“The essence of being human is that one does not seek perfection.”~ George Orwell.
The first time I visited Jamaica after an absence of over 14 years, I fell in love all over again. It was not difficult. For a start I was staying up in the verdant hills of St. Andrew, looking up at the Blue Mountains. One of the trips we went on was to visit the work under way at a location known as Strawberry Hill. The developer was Chris Blackwell (of Bob Marley fame), and the vision was for plantation style villas, with artisan crafted gingerbread woodwork framing the eaves; large gracious verandahs with views to die for. But at the time we visited, it was early in the project. Most of the back-breaking work was being done by hand, as large trucks and diggers could not make those winding, narrow, scary, rock-stone drizzled lanes. Those roads (with views to die for) are not for the faint of heart – sheer drops on one side; sheer rock face on the other, and the possibility of meeting a bus or a truck around a corner requires excellent reversing skills. But those views.
Over 25 years later, Strawberry Hill Hotel is a destination: a site for weddings and elegant receptions; hot stone massages; spa-days and just chill out days. An infinity pool sends water cascading over an invisible edge. The flowers, the birds, the breeze, did I mention the views? Folds of mountains look like imprints of a giant hand. Tufts of clouds nestle in distant corners, while in the early morning, mist lingers in the valleys below. Perfection.
On that first visit we met the site manager, an Englishman (white) who had come on vacation and stayed, ditching his 9-5 banking job (bowler hat and brolly) for the ‘soon come’ mentality of ‘no problem, mon,’ Jamaica. And he and his wife had 2 little blond-haired blue-eyed kids, born in Jamaica, who reveled in the natural beauty and spoke nothing but raw, raw patois (how strange is that?)

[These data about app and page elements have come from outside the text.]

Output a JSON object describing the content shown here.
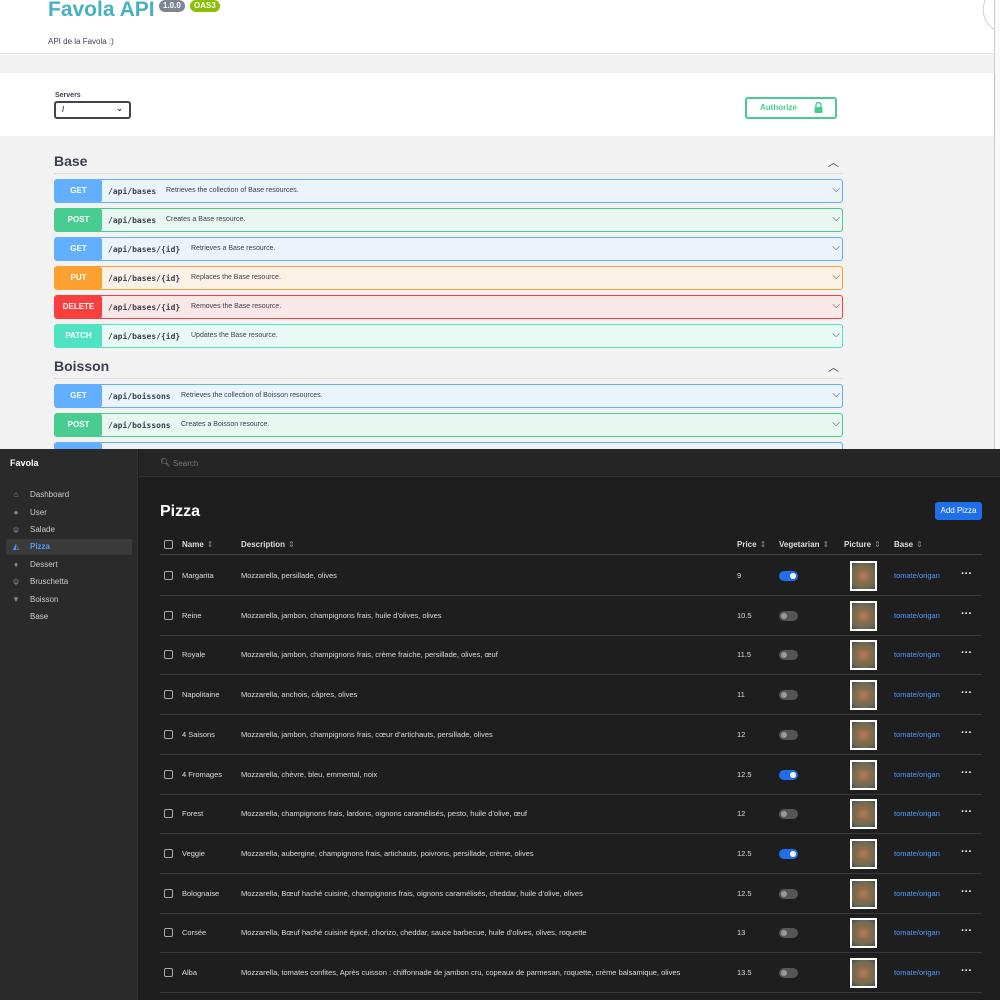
{
  "swagger": {
    "title": "Favola API",
    "version_badge": "1.0.0",
    "oas_badge": "OAS3",
    "description": "API de la Favola :)",
    "servers_label": "Servers",
    "server_selected": "/",
    "authorize_label": "Authorize",
    "tags": [
      {
        "name": "Base",
        "operations": [
          {
            "method": "GET",
            "path": "/api/bases",
            "summary": "Retrieves the collection of Base resources."
          },
          {
            "method": "POST",
            "path": "/api/bases",
            "summary": "Creates a Base resource."
          },
          {
            "method": "GET",
            "path": "/api/bases/{id}",
            "summary": "Retrieves a Base resource."
          },
          {
            "method": "PUT",
            "path": "/api/bases/{id}",
            "summary": "Replaces the Base resource."
          },
          {
            "method": "DELETE",
            "path": "/api/bases/{id}",
            "summary": "Removes the Base resource."
          },
          {
            "method": "PATCH",
            "path": "/api/bases/{id}",
            "summary": "Updates the Base resource."
          }
        ]
      },
      {
        "name": "Boisson",
        "operations": [
          {
            "method": "GET",
            "path": "/api/boissons",
            "summary": "Retrieves the collection of Boisson resources."
          },
          {
            "method": "POST",
            "path": "/api/boissons",
            "summary": "Creates a Boisson resource."
          }
        ]
      }
    ]
  },
  "admin": {
    "brand": "Favola",
    "search_placeholder": "Search",
    "nav": [
      {
        "label": "Dashboard",
        "icon": "home-icon"
      },
      {
        "label": "User",
        "icon": "user-icon"
      },
      {
        "label": "Salade",
        "icon": "utensils-icon"
      },
      {
        "label": "Pizza",
        "icon": "pizza-icon",
        "active": true
      },
      {
        "label": "Dessert",
        "icon": "ice-cream-icon"
      },
      {
        "label": "Bruschetta",
        "icon": "utensils-icon"
      },
      {
        "label": "Boisson",
        "icon": "cocktail-icon"
      },
      {
        "label": "Base",
        "icon": ""
      }
    ],
    "page_title": "Pizza",
    "add_button": "Add Pizza",
    "columns": {
      "name": "Name",
      "description": "Description",
      "price": "Price",
      "vegetarian": "Vegetarian",
      "picture": "Picture",
      "base": "Base"
    },
    "rows": [
      {
        "name": "Margarita",
        "description": "Mozzarella, persillade, olives",
        "price": "9",
        "vegetarian": true,
        "base": "tomate/origan"
      },
      {
        "name": "Reine",
        "description": "Mozzarella, jambon, champignons frais, huile d’olives, olives",
        "price": "10.5",
        "vegetarian": false,
        "base": "tomate/origan"
      },
      {
        "name": "Royale",
        "description": "Mozzarella, jambon, champignons frais, crème fraiche, persillade, olives, œuf",
        "price": "11.5",
        "vegetarian": false,
        "base": "tomate/origan"
      },
      {
        "name": "Napolitaine",
        "description": "Mozzarella, anchois, câpres, olives",
        "price": "11",
        "vegetarian": false,
        "base": "tomate/origan"
      },
      {
        "name": "4 Saisons",
        "description": "Mozzarella, jambon, champignons frais, cœur d’artichauts, persillade, olives",
        "price": "12",
        "vegetarian": false,
        "base": "tomate/origan"
      },
      {
        "name": "4 Fromages",
        "description": "Mozzarella, chèvre, bleu, emmental, noix",
        "price": "12.5",
        "vegetarian": true,
        "base": "tomate/origan"
      },
      {
        "name": "Forest",
        "description": "Mozzarella, champignons frais, lardons, oignons caramélisés, pesto, huile d’olive, œuf",
        "price": "12",
        "vegetarian": false,
        "base": "tomate/origan"
      },
      {
        "name": "Veggie",
        "description": "Mozzarella, aubergine, champignons frais, artichauts, poivrons, persillade, crème, olives",
        "price": "12.5",
        "vegetarian": true,
        "base": "tomate/origan"
      },
      {
        "name": "Bolognaise",
        "description": "Mozzarella, Bœuf haché cuisiné, champignons frais, oignons caramélisés, cheddar, huile d’olive, olives",
        "price": "12.5",
        "vegetarian": false,
        "base": "tomate/origan"
      },
      {
        "name": "Corsée",
        "description": "Mozzarella, Bœuf haché cuisiné épicé, chorizo, cheddar, sauce barbecue, huile d’olives, olives, roquette",
        "price": "13",
        "vegetarian": false,
        "base": "tomate/origan"
      },
      {
        "name": "Alba",
        "description": "Mozzarella, tomates confites, Après cuisson : chiffonnade de jambon cru, copeaux de parmesan, roquette, crème balsamique, olives",
        "price": "13.5",
        "vegetarian": false,
        "base": "tomate/origan"
      }
    ]
  }
}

It often takes an absence for us to appreciate the presence of someone or something. It is the health check that forces us to pay attention to our body. If we are lucky, that health check is survivable, not permanent. It is a hint that we need to first take care of ourselves if we have any dreams or goals beyond today. If we are lucky we get an opportunity to tell someone how much we appreciate them, before they disappear, gone in one of those circumstances we could never imagine. Death is always around us, yet most of us have the arrogance and audacity to not be prepared when it touches us. Somehow we are still shocked, still taken aback by the only fact that is inevitable for everyone on earth who is born. Death is the only way out.
The acceptance of that reality is what can lead to a greater appreciation of the present, of the here and now, of our day-to-day reality. We often suffer the most about those things over which we have absolutely no control. Once you recognize that, life becomes a little easier. The poem adopted by twelve step programs, written by Reinhold Neibuhr, pointed out that it takes wisdom to be able to differentiate between those things we can change and those we can’t.
Many of us waste a lot of precious energy on things we wish were different. Buddhists teach that suffering comes from wanting things to be other than they are, for guaranteed outcomes, for predictable conclusions. Most of all, we want other people to behave differently, or at least more to our liking. When you live with fixed expectations about the behavior of others, you have to be prepared to be frustrated, for the only person’s behavior we can truly control is our own. Now, loving someone means accepting those things about them that we cannot govern. And that leads to true contentment.
The other night I had one of my crazy dreams, the kind that is more like a movie than a dream. It seemed very ‘end-of-the-world’-ish. Mother Earth was paying us back for all of the evils mankind had perpetrated upon her: the flagrant acts of pollution; the careless use of her treasures; the abuse of her bounty; the disregard for longterm consequences; the lavish lifestyles that throw away more than they consume; the callous contempt for the global population. Unfortunately, thanks to social media, we can see evidence of this indifference every day: oceans clogged with plastic; wild-life choking on garbage; trash heaps burning and harming the health of children; sea levels rising. In my dream, recognizing that we all could die at any moment I walked around telling strangers goodbye, and wishing them a ‘peaceful death.’
This life is strange. When you think about it too hard you recognize that we have more questions than answers still, despite science, research, telescopes and computers. But we have a responsibility to start with ourselves, and appreciate the amazing creation that we are. I have spoken with too many people who sell themselves short, who see only the imperfections and flaws, without being able to see the spark of the divine that makes them unique and full of potential. And if we care for our children and grandchildren (and the grandchildren of strangers around the world) we also have a responsibility to appreciate the earth’s treasures and use them more judiciously. In the words of Mother Theresa (often quoted by my father) we should “live simply, so others may simply live.”
This Friday morning I hope you can see your own strengths instead of your weaknesses, and put your talents to use. I hope you can celebrate your Mother Earth by doing something in her honor. And I wish for you a peaceful death (and may it not happen for many, many years!).